**Study material**
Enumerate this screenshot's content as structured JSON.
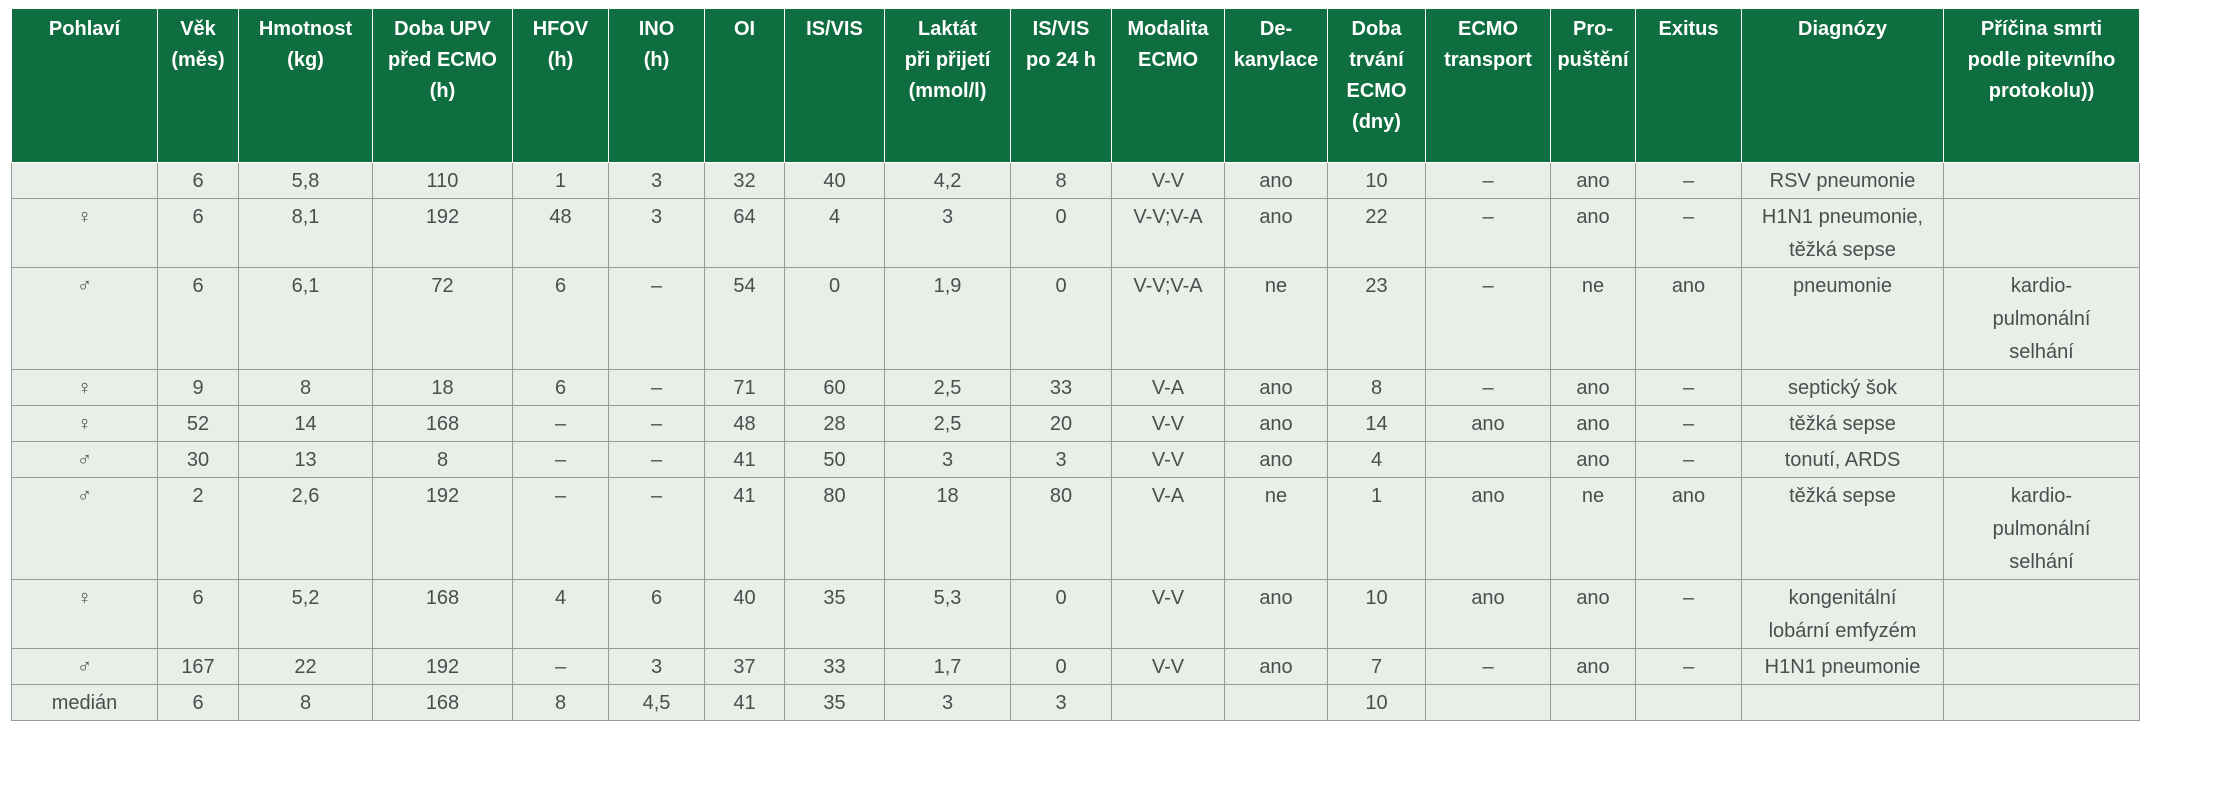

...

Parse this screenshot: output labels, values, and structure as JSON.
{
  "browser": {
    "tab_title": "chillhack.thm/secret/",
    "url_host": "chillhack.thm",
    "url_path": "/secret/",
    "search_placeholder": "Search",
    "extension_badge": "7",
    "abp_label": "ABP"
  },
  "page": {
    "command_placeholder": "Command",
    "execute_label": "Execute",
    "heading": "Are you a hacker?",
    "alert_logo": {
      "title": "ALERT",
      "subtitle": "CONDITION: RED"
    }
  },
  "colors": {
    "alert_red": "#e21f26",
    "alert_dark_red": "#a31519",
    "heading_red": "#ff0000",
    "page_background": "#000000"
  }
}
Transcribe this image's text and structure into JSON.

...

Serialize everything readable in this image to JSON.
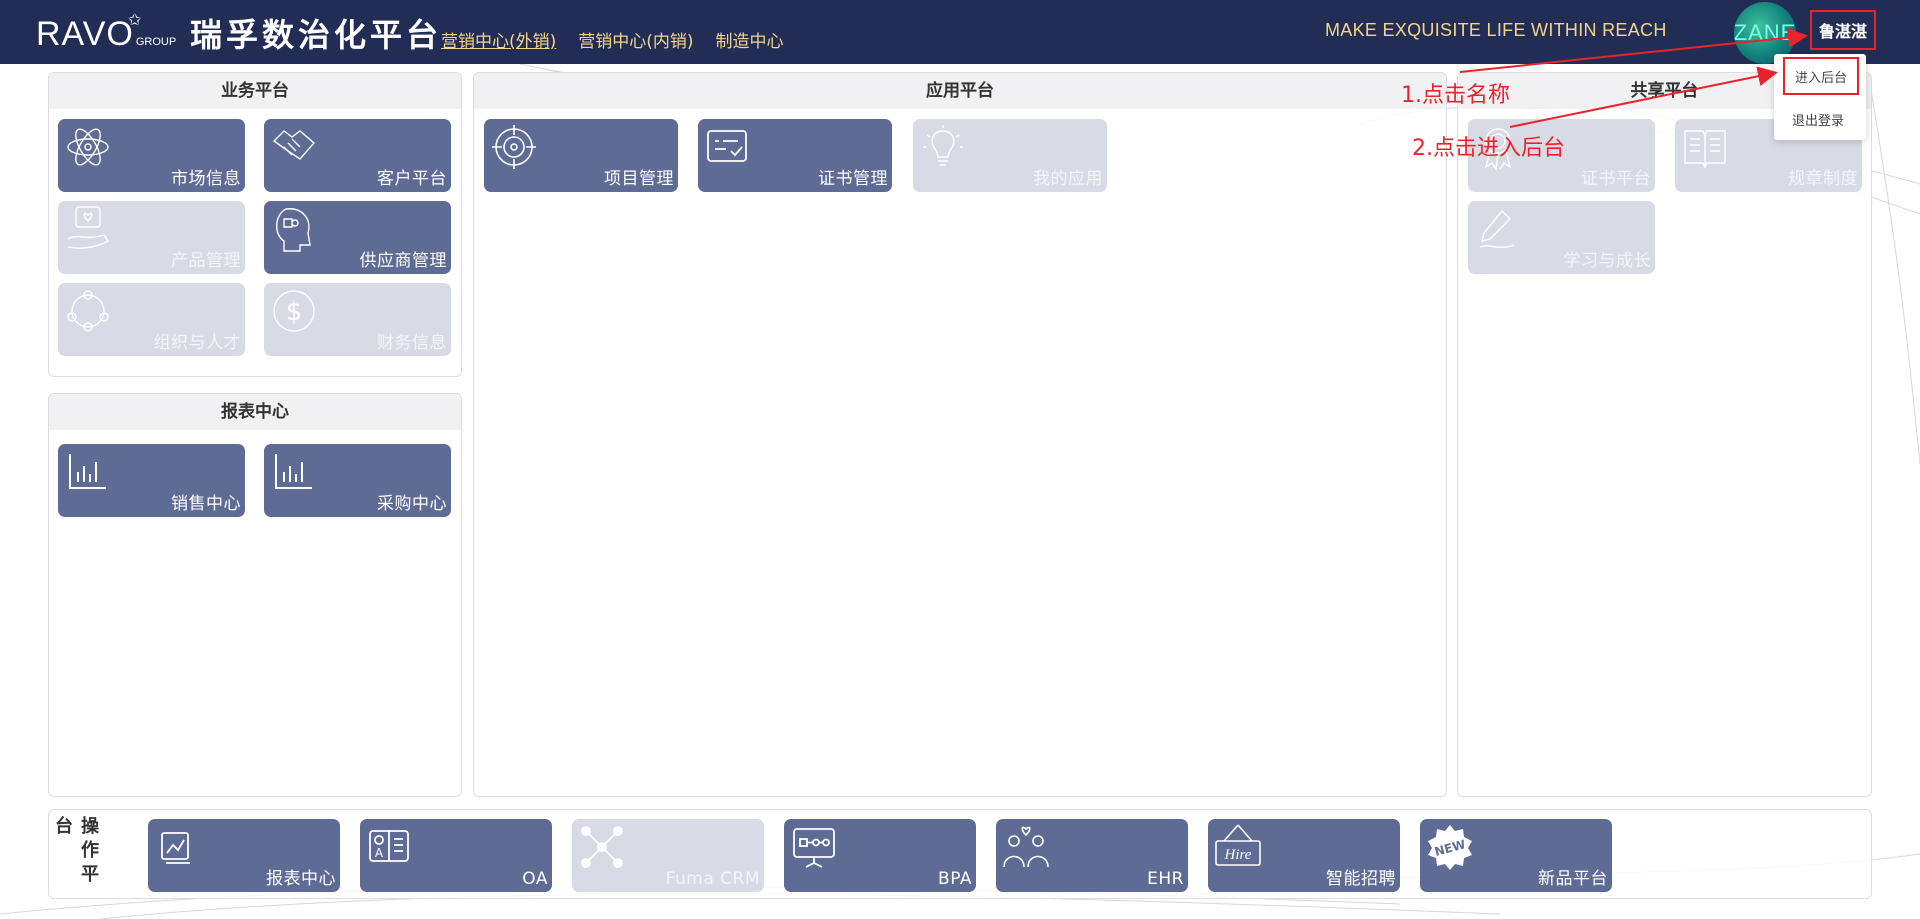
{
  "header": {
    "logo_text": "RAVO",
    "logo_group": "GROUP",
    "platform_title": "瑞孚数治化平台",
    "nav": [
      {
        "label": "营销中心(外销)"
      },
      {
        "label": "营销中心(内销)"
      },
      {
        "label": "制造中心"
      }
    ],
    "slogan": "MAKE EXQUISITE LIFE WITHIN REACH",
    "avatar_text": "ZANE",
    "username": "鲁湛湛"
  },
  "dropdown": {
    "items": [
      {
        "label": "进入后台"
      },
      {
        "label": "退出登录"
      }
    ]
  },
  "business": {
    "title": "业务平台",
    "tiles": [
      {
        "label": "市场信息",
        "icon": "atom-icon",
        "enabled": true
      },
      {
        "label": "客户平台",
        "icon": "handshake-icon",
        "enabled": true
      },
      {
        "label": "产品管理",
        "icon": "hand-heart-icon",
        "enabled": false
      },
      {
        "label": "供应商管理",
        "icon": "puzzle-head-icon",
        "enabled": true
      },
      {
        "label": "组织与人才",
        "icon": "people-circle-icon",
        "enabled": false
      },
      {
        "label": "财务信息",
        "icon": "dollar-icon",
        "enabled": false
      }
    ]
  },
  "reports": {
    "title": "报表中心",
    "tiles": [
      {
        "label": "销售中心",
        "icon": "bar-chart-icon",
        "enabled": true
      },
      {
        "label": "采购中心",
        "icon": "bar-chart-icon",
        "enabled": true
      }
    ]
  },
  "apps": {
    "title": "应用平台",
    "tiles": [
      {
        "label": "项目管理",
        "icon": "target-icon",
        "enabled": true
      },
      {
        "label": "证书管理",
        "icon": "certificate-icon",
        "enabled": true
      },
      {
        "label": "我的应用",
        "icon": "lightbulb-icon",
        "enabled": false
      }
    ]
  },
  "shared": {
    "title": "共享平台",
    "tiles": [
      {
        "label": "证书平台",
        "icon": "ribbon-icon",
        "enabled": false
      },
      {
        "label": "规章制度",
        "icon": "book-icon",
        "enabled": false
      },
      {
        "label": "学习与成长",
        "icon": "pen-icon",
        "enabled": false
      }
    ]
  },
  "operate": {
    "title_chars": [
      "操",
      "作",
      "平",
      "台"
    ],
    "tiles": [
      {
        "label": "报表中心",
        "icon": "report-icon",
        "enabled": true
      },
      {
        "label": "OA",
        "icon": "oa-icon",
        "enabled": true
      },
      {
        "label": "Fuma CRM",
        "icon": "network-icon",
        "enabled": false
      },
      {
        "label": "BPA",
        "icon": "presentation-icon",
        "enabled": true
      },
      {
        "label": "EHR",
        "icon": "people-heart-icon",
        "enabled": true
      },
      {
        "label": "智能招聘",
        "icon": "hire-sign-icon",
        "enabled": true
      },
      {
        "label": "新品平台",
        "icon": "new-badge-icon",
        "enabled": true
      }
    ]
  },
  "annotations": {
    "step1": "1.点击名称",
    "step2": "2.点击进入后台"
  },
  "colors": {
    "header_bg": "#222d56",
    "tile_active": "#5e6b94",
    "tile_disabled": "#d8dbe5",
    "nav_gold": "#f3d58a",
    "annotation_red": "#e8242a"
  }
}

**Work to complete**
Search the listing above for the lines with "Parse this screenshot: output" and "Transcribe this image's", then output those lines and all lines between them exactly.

**Exercise response**
Parse this screenshot: output labels, values, and structure as JSON.
{
  "browser": {
    "tab_title": "chillhack.thm/secret/",
    "url_host": "chillhack.thm",
    "url_path": "/secret/",
    "search_placeholder": "Search",
    "extension_badge": "7",
    "abp_label": "ABP"
  },
  "page": {
    "command_placeholder": "Command",
    "execute_label": "Execute",
    "heading": "Are you a hacker?",
    "alert_logo": {
      "title": "ALERT",
      "subtitle": "CONDITION: RED"
    }
  },
  "colors": {
    "alert_red": "#e21f26",
    "alert_dark_red": "#a31519",
    "heading_red": "#ff0000",
    "page_background": "#000000"
  }
}
Transcribe this image's text and structure into JSON.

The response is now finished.